[Note 2] The findings and rulings relating to removal were:
“5. That the removal of the children to California would greatly hinder and prevent him [the father] from having the excellent relationship with his children he has with them here in Massachusetts.
“6. That the sisters have an excellent relationship with each other.
“7. That, in the best interest of the children, the request to remove them to California is to be denied.”
[Note 3] The judge’s additional findings substantiated the relationship of the husband with the children. He found that the husband visited with the children approximately once a week and spoke with them on the telephone at least once a week. He also found that the thirteen year old daughter has emotional problems and her father “can assist her in trying to overcome these emotional problems as he did with Shelley.”
[Note 4] General Laws c. 208, Section 30, provides in relevant part:
“A minor child of divorced parents who is a native of or has resided five years within this commonwealth and over whose custody and maintenance the superior court or a probate court has jurisdiction shall not, if of suitable age to signify his consent, be removed out of this commonwealth without such consent, or, if under that age, without the consent of both parents, unless the court upon cause shown otherwise orders.”
The statute also applies where separate support is involved. Gallup v. Gallup, 271 Mass. 252 , 257 (1930). Briggs v. Briggs, 319 Mass. 149 , 153 (1946).
[Note 5] It should be noted that where a parent has not sought permission to remove, and has violated a court order prohibiting removal, trial judges have no discretion to order a change in custody solely because of the violation. Hersey v. Hersey, 271 Mass. 545 , 555 (1930). Heard v. Heard, 323 Mass. 357 , 377-378 (1948). Haas v. Puchalski, 9 Mass. App. Ct. 555 , 557 (1980). See also Masters v. Craddock, 4 Mass. App. Ct. 426 , 428-429 (1976).

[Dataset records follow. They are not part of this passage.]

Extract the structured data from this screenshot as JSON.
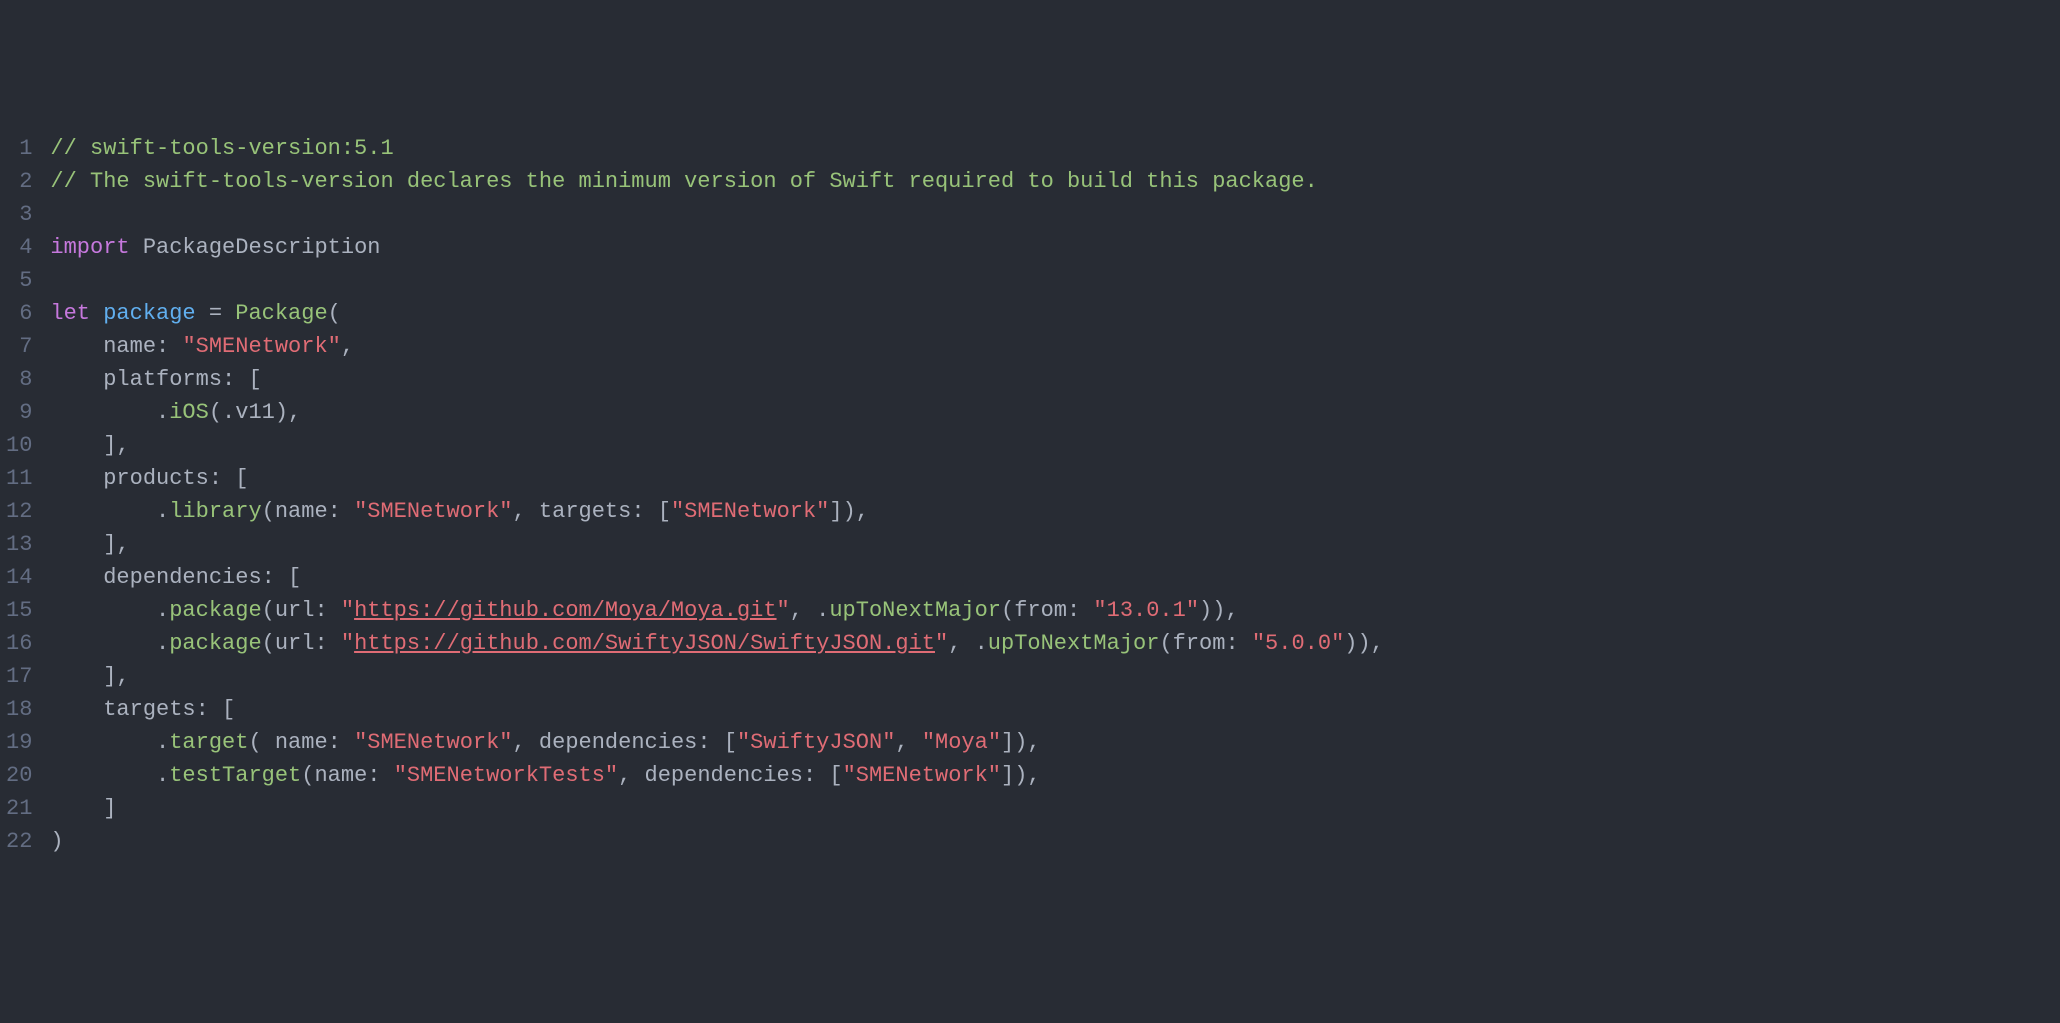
{
  "lines": [
    [
      {
        "t": "comment",
        "v": "// swift-tools-version:5.1"
      }
    ],
    [
      {
        "t": "comment",
        "v": "// The swift-tools-version declares the minimum version of Swift required to build this package."
      }
    ],
    [],
    [
      {
        "t": "keyword",
        "v": "import"
      },
      {
        "t": "punc",
        "v": " "
      },
      {
        "t": "ident",
        "v": "PackageDescription"
      }
    ],
    [],
    [
      {
        "t": "keyword",
        "v": "let"
      },
      {
        "t": "punc",
        "v": " "
      },
      {
        "t": "type",
        "v": "package"
      },
      {
        "t": "punc",
        "v": " "
      },
      {
        "t": "op",
        "v": "="
      },
      {
        "t": "punc",
        "v": " "
      },
      {
        "t": "func",
        "v": "Package"
      },
      {
        "t": "punc",
        "v": "("
      }
    ],
    [
      {
        "t": "punc",
        "v": "    "
      },
      {
        "t": "label",
        "v": "name"
      },
      {
        "t": "punc",
        "v": ": "
      },
      {
        "t": "string",
        "v": "\"SMENetwork\""
      },
      {
        "t": "punc",
        "v": ","
      }
    ],
    [
      {
        "t": "punc",
        "v": "    "
      },
      {
        "t": "label",
        "v": "platforms"
      },
      {
        "t": "punc",
        "v": ": ["
      }
    ],
    [
      {
        "t": "punc",
        "v": "        ."
      },
      {
        "t": "func",
        "v": "iOS"
      },
      {
        "t": "punc",
        "v": "(."
      },
      {
        "t": "ident",
        "v": "v11"
      },
      {
        "t": "punc",
        "v": "),"
      }
    ],
    [
      {
        "t": "punc",
        "v": "    ],"
      }
    ],
    [
      {
        "t": "punc",
        "v": "    "
      },
      {
        "t": "label",
        "v": "products"
      },
      {
        "t": "punc",
        "v": ": ["
      }
    ],
    [
      {
        "t": "punc",
        "v": "        ."
      },
      {
        "t": "func",
        "v": "library"
      },
      {
        "t": "punc",
        "v": "("
      },
      {
        "t": "label",
        "v": "name"
      },
      {
        "t": "punc",
        "v": ": "
      },
      {
        "t": "string",
        "v": "\"SMENetwork\""
      },
      {
        "t": "punc",
        "v": ", "
      },
      {
        "t": "label",
        "v": "targets"
      },
      {
        "t": "punc",
        "v": ": ["
      },
      {
        "t": "string",
        "v": "\"SMENetwork\""
      },
      {
        "t": "punc",
        "v": "]),"
      }
    ],
    [
      {
        "t": "punc",
        "v": "    ],"
      }
    ],
    [
      {
        "t": "punc",
        "v": "    "
      },
      {
        "t": "label",
        "v": "dependencies"
      },
      {
        "t": "punc",
        "v": ": ["
      }
    ],
    [
      {
        "t": "punc",
        "v": "        ."
      },
      {
        "t": "func",
        "v": "package"
      },
      {
        "t": "punc",
        "v": "("
      },
      {
        "t": "label",
        "v": "url"
      },
      {
        "t": "punc",
        "v": ": "
      },
      {
        "t": "string",
        "v": "\""
      },
      {
        "t": "stringurl",
        "v": "https://github.com/Moya/Moya.git"
      },
      {
        "t": "string",
        "v": "\""
      },
      {
        "t": "punc",
        "v": ", ."
      },
      {
        "t": "func",
        "v": "upToNextMajor"
      },
      {
        "t": "punc",
        "v": "("
      },
      {
        "t": "label",
        "v": "from"
      },
      {
        "t": "punc",
        "v": ": "
      },
      {
        "t": "string",
        "v": "\"13.0.1\""
      },
      {
        "t": "punc",
        "v": ")),"
      }
    ],
    [
      {
        "t": "punc",
        "v": "        ."
      },
      {
        "t": "func",
        "v": "package"
      },
      {
        "t": "punc",
        "v": "("
      },
      {
        "t": "label",
        "v": "url"
      },
      {
        "t": "punc",
        "v": ": "
      },
      {
        "t": "string",
        "v": "\""
      },
      {
        "t": "stringurl",
        "v": "https://github.com/SwiftyJSON/SwiftyJSON.git"
      },
      {
        "t": "string",
        "v": "\""
      },
      {
        "t": "punc",
        "v": ", ."
      },
      {
        "t": "func",
        "v": "upToNextMajor"
      },
      {
        "t": "punc",
        "v": "("
      },
      {
        "t": "label",
        "v": "from"
      },
      {
        "t": "punc",
        "v": ": "
      },
      {
        "t": "string",
        "v": "\"5.0.0\""
      },
      {
        "t": "punc",
        "v": ")),"
      }
    ],
    [
      {
        "t": "punc",
        "v": "    ],"
      }
    ],
    [
      {
        "t": "punc",
        "v": "    "
      },
      {
        "t": "label",
        "v": "targets"
      },
      {
        "t": "punc",
        "v": ": ["
      }
    ],
    [
      {
        "t": "punc",
        "v": "        ."
      },
      {
        "t": "func",
        "v": "target"
      },
      {
        "t": "punc",
        "v": "( "
      },
      {
        "t": "label",
        "v": "name"
      },
      {
        "t": "punc",
        "v": ": "
      },
      {
        "t": "string",
        "v": "\"SMENetwork\""
      },
      {
        "t": "punc",
        "v": ", "
      },
      {
        "t": "label",
        "v": "dependencies"
      },
      {
        "t": "punc",
        "v": ": ["
      },
      {
        "t": "string",
        "v": "\"SwiftyJSON\""
      },
      {
        "t": "punc",
        "v": ", "
      },
      {
        "t": "string",
        "v": "\"Moya\""
      },
      {
        "t": "punc",
        "v": "]),"
      }
    ],
    [
      {
        "t": "punc",
        "v": "        ."
      },
      {
        "t": "func",
        "v": "testTarget"
      },
      {
        "t": "punc",
        "v": "("
      },
      {
        "t": "label",
        "v": "name"
      },
      {
        "t": "punc",
        "v": ": "
      },
      {
        "t": "string",
        "v": "\"SMENetworkTests\""
      },
      {
        "t": "punc",
        "v": ", "
      },
      {
        "t": "label",
        "v": "dependencies"
      },
      {
        "t": "punc",
        "v": ": ["
      },
      {
        "t": "string",
        "v": "\"SMENetwork\""
      },
      {
        "t": "punc",
        "v": "]),"
      }
    ],
    [
      {
        "t": "punc",
        "v": "    ]"
      }
    ],
    [
      {
        "t": "punc",
        "v": ")"
      }
    ]
  ]
}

[Note 6] Because of these conclusions, we need not consider any constitutional questions raised by the wife. But see Gallup v. Gallup, 271 Mass. 252 , 258 (1930), and Rubin v. Rubin, 370 Mass. at 858.

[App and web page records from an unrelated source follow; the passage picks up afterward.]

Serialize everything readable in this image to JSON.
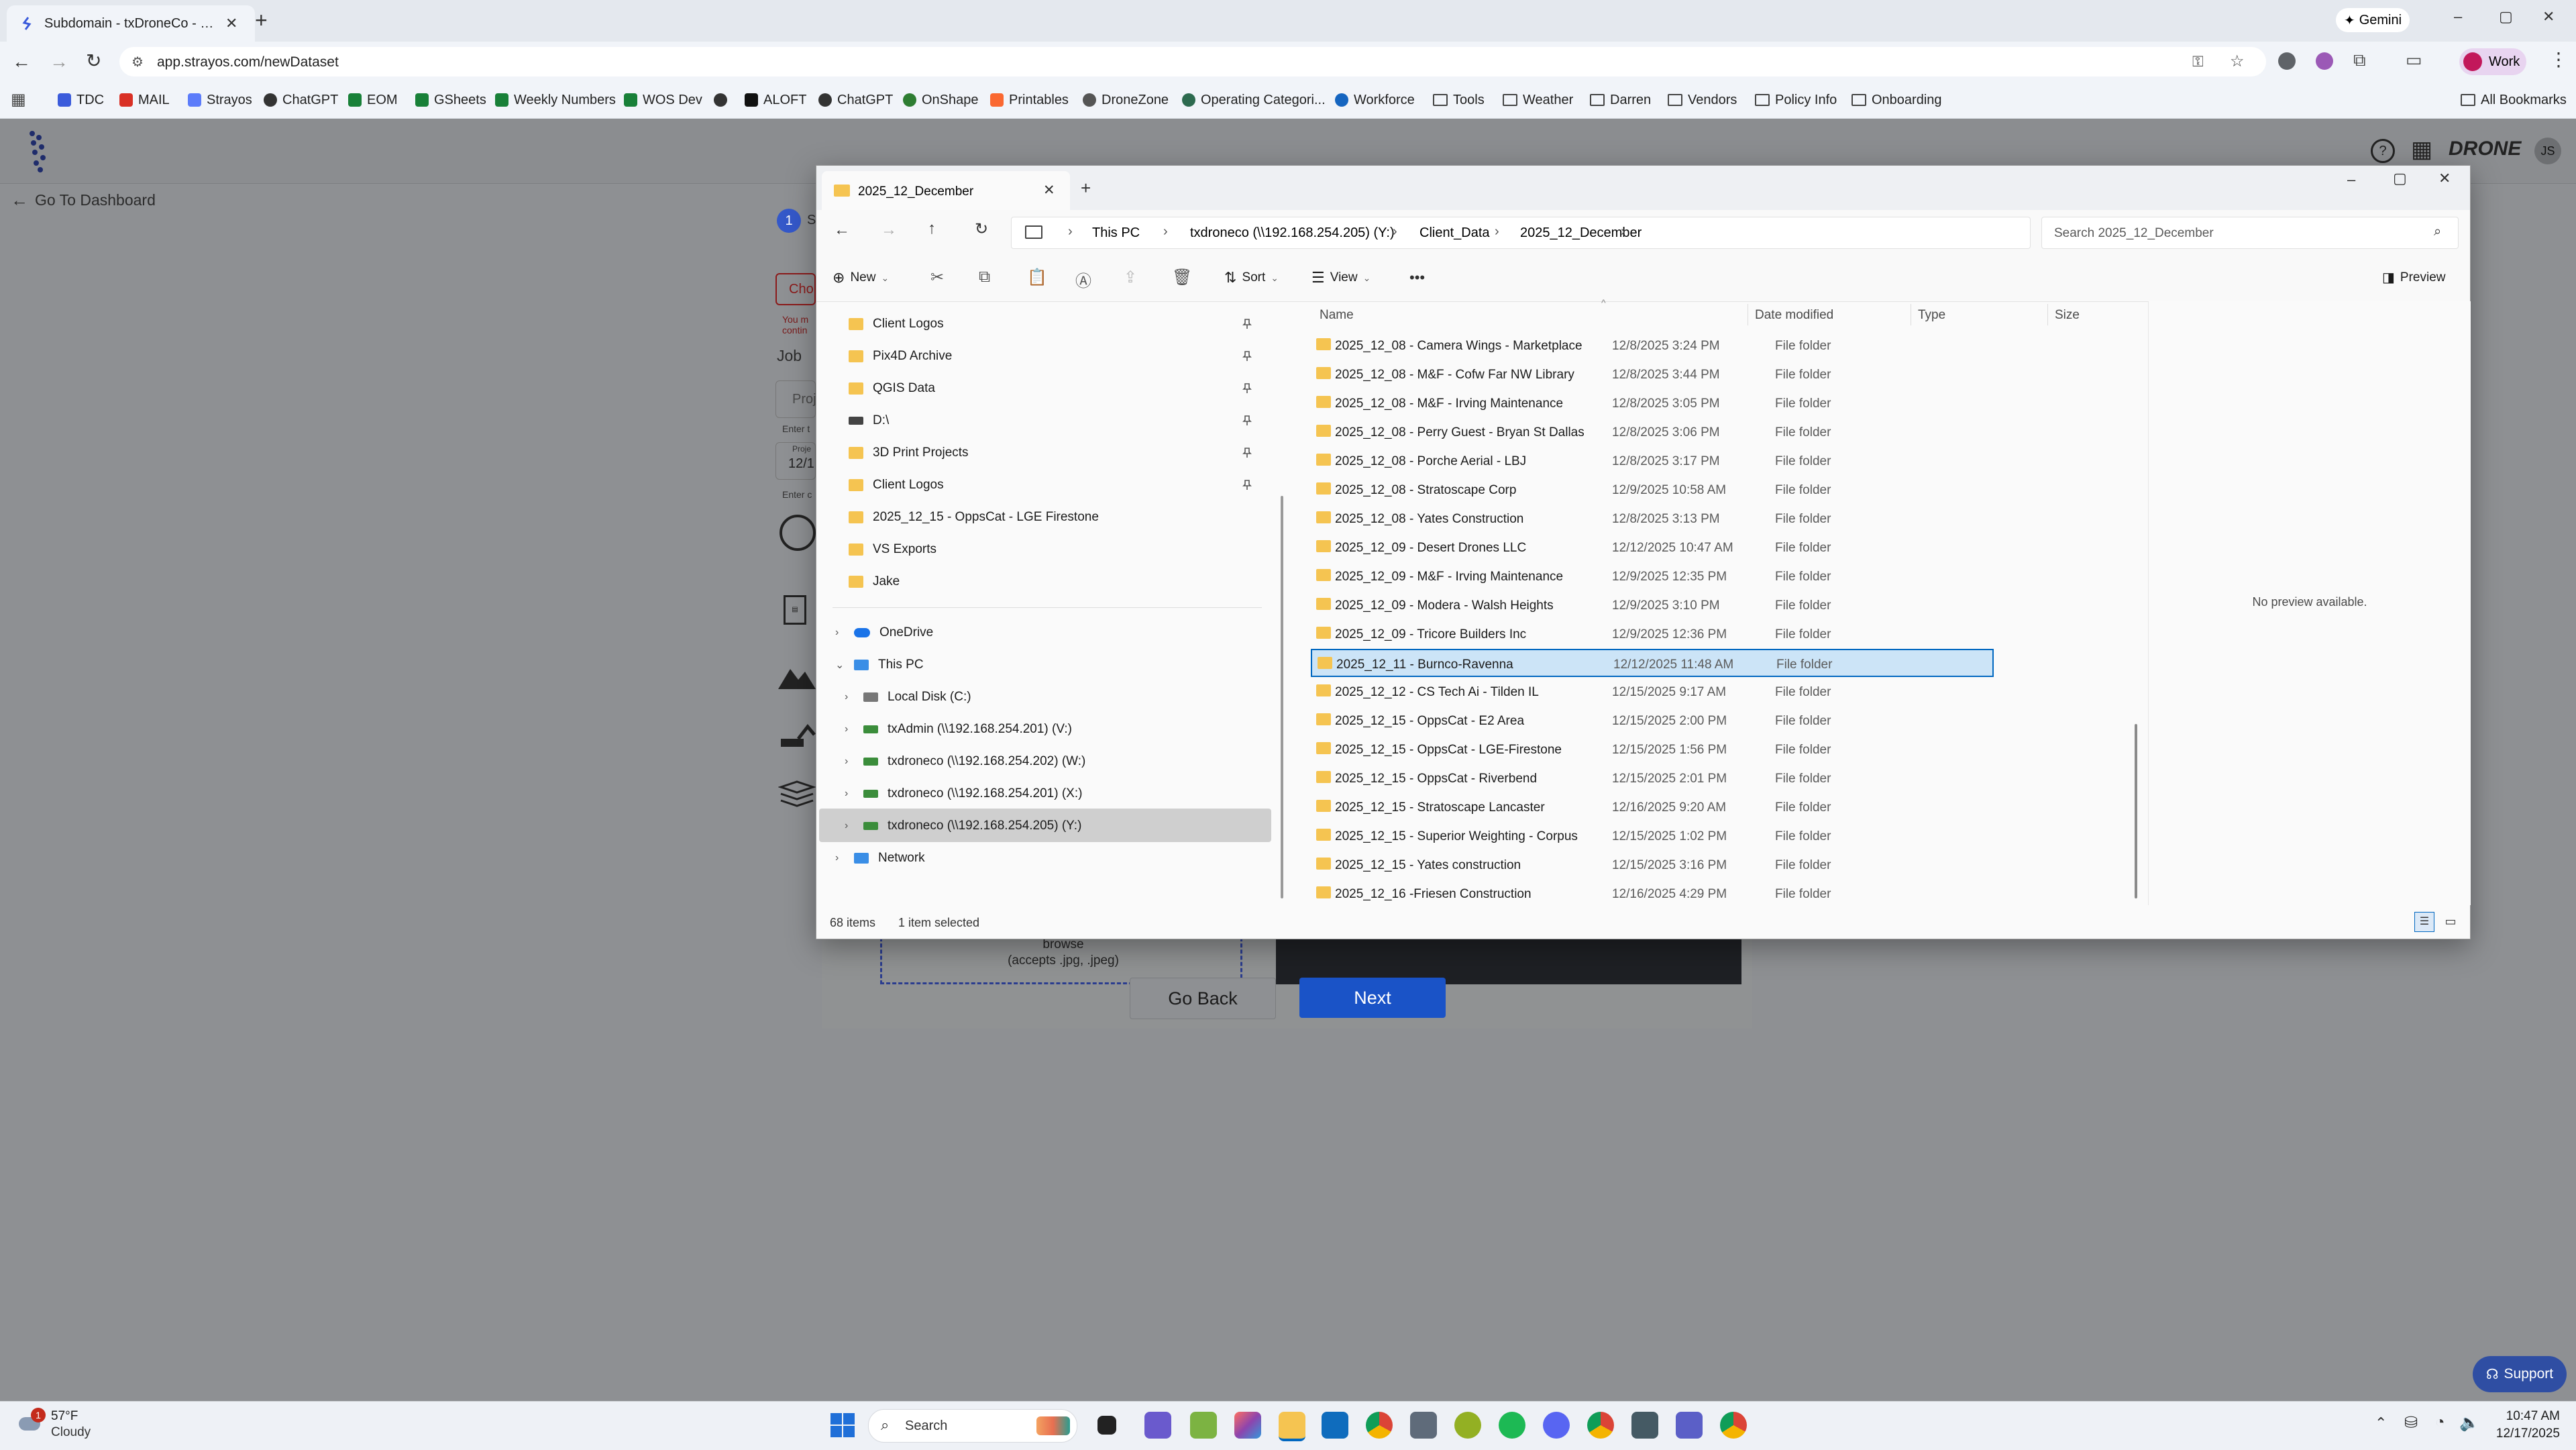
{
  "browser": {
    "tab_title": "Subdomain - txDroneCo - Dem",
    "new_tab_symbol": "+",
    "gemini_label": "Gemini",
    "url": "app.strayos.com/newDataset",
    "profile_label": "Work",
    "window_controls": [
      "–",
      "▢",
      "✕"
    ],
    "bookmarks": [
      "TDC",
      "MAIL",
      "Strayos",
      "ChatGPT",
      "EOM",
      "GSheets",
      "Weekly Numbers",
      "WOS Dev",
      "ALOFT",
      "ChatGPT",
      "OnShape",
      "Printables",
      "DroneZone",
      "Operating Categori...",
      "Workforce",
      "Tools",
      "Weather",
      "Darren",
      "Vendors",
      "Policy Info",
      "Onboarding"
    ],
    "all_bookmarks_label": "All Bookmarks"
  },
  "webpage": {
    "go_dashboard": "Go To Dashboard",
    "step_number": "1",
    "step_label_frag": "S",
    "choose_frag": "Cho",
    "warn_frag_1": "You m",
    "warn_frag_2": "contin",
    "job_label": "Job",
    "proj_placeholder_frag": "Proj",
    "enter_frag_1": "Enter t",
    "proj_label_frag": "Proje",
    "date_frag": "12/1",
    "enter_frag_2": "Enter c",
    "browse_label": "browse",
    "accepts_label": "(accepts .jpg, .jpeg)",
    "go_back_label": "Go Back",
    "next_label": "Next",
    "support_label": "Support",
    "drone_logo_text": "DRONE",
    "avatar_initials": "JS",
    "colors": {
      "accent": "#1a73e8",
      "dim_overlay": "#8e9093"
    }
  },
  "explorer": {
    "tab_title": "2025_12_December",
    "breadcrumb": [
      "This PC",
      "txdroneco (\\\\192.168.254.205) (Y:)",
      "Client_Data",
      "2025_12_December"
    ],
    "search_placeholder": "Search 2025_12_December",
    "commands": {
      "new": "New",
      "sort": "Sort",
      "view": "View",
      "more": "•••",
      "preview": "Preview"
    },
    "nav_pinned": [
      "Client Logos",
      "Pix4D Archive",
      "QGIS Data",
      "D:\\",
      "3D Print Projects",
      "Client Logos"
    ],
    "nav_recent": [
      "2025_12_15 - OppsCat - LGE Firestone",
      "VS Exports",
      "Jake"
    ],
    "nav_tree": [
      "OneDrive",
      "This PC",
      "Local Disk (C:)",
      "txAdmin (\\\\192.168.254.201) (V:)",
      "txdroneco (\\\\192.168.254.202) (W:)",
      "txdroneco (\\\\192.168.254.201) (X:)",
      "txdroneco (\\\\192.168.254.205) (Y:)",
      "Network"
    ],
    "columns": [
      "Name",
      "Date modified",
      "Type",
      "Size"
    ],
    "rows": [
      {
        "name": "2025_12_08 - Camera Wings - Marketplace",
        "date": "12/8/2025 3:24 PM",
        "type": "File folder"
      },
      {
        "name": "2025_12_08 - M&F - Cofw Far NW Library",
        "date": "12/8/2025 3:44 PM",
        "type": "File folder"
      },
      {
        "name": "2025_12_08 - M&F - Irving Maintenance",
        "date": "12/8/2025 3:05 PM",
        "type": "File folder"
      },
      {
        "name": "2025_12_08 - Perry Guest - Bryan St Dallas",
        "date": "12/8/2025 3:06 PM",
        "type": "File folder"
      },
      {
        "name": "2025_12_08 - Porche Aerial - LBJ",
        "date": "12/8/2025 3:17 PM",
        "type": "File folder"
      },
      {
        "name": "2025_12_08 - Stratoscape Corp",
        "date": "12/9/2025 10:58 AM",
        "type": "File folder"
      },
      {
        "name": "2025_12_08 - Yates Construction",
        "date": "12/8/2025 3:13 PM",
        "type": "File folder"
      },
      {
        "name": "2025_12_09 - Desert Drones LLC",
        "date": "12/12/2025 10:47 AM",
        "type": "File folder"
      },
      {
        "name": "2025_12_09 - M&F - Irving Maintenance",
        "date": "12/9/2025 12:35 PM",
        "type": "File folder"
      },
      {
        "name": "2025_12_09 - Modera - Walsh Heights",
        "date": "12/9/2025 3:10 PM",
        "type": "File folder"
      },
      {
        "name": "2025_12_09 - Tricore Builders Inc",
        "date": "12/9/2025 12:36 PM",
        "type": "File folder"
      },
      {
        "name": "2025_12_11 - Burnco-Ravenna",
        "date": "12/12/2025 11:48 AM",
        "type": "File folder"
      },
      {
        "name": "2025_12_12 - CS Tech Ai - Tilden IL",
        "date": "12/15/2025 9:17 AM",
        "type": "File folder"
      },
      {
        "name": "2025_12_15 - OppsCat - E2 Area",
        "date": "12/15/2025 2:00 PM",
        "type": "File folder"
      },
      {
        "name": "2025_12_15 - OppsCat - LGE-Firestone",
        "date": "12/15/2025 1:56 PM",
        "type": "File folder"
      },
      {
        "name": "2025_12_15 - OppsCat - Riverbend",
        "date": "12/15/2025 2:01 PM",
        "type": "File folder"
      },
      {
        "name": "2025_12_15 - Stratoscape Lancaster",
        "date": "12/16/2025 9:20 AM",
        "type": "File folder"
      },
      {
        "name": "2025_12_15 - Superior Weighting - Corpus",
        "date": "12/15/2025 1:02 PM",
        "type": "File folder"
      },
      {
        "name": "2025_12_15 - Yates construction",
        "date": "12/15/2025 3:16 PM",
        "type": "File folder"
      },
      {
        "name": "2025_12_16 -Friesen Construction",
        "date": "12/16/2025 4:29 PM",
        "type": "File folder"
      }
    ],
    "preview_text": "No preview available.",
    "status_count": "68 items",
    "status_selected": "1 item selected"
  },
  "taskbar": {
    "weather_temp": "57°F",
    "weather_desc": "Cloudy",
    "weather_badge": "1",
    "search_label": "Search",
    "time": "10:47 AM",
    "date": "12/17/2025"
  }
}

[Note 7] There is much variation in the cases, and we have concluded that such variation is more dependent on the factors considered important by the court than on the wording of the relevant statute, if any. Some courts presume that decisions of the custodial parent reasonably made in good faith are made in the best interests of the child. E.g., Bernick v. Bernick, 31 Colo. App. 485, 487-488 (1972) (move was within State). Others allow the child to accompany the custodial parent whenever the custodian has a legitimate reason consistent with the best interests of the child. E.g., Jafari v. Jafari, 204 Neb. 622, 624 (1979); Matter of Ehlen, 303 N.W.2d 808, 810 (S.D. 1981). Still others require a showing that the move benefits the child (rather than the parent) before the move will be allowed. E.g., Meier v. Meier, 286 Or. 437, 447-448 (1979); Fritschler v. Fritschler, 60 Wis. 2d 283, 287-288 (1973).
[Note 8] The conclusion reached in D’Onofrio and in other cases that the interests of the child are closely interwoven with those of the custodial parent is consistent with psychological studies of children of divorced or separated parents. One researcher has concluded, “Of all factors related to the child’s way of coping with loss [of a parent because of divorce or death], the role of the home parent seemed most central. Some years after the divorce or death, the well-being of the child appeared closely related to the well-being of the [home] parent.” Tessman, Children of Parting Parents 516 (1978). Other investigators have found that there is an increased emotional dependence on the custodial parent after divorce and that children of all ages “were in trouble” when the home parent-child relationship was affected by stress on the home-parent, such as “loneliness and discouragement.” Wallerstein & Kelley, Surviving the Breakup 114, 224-225 (1980).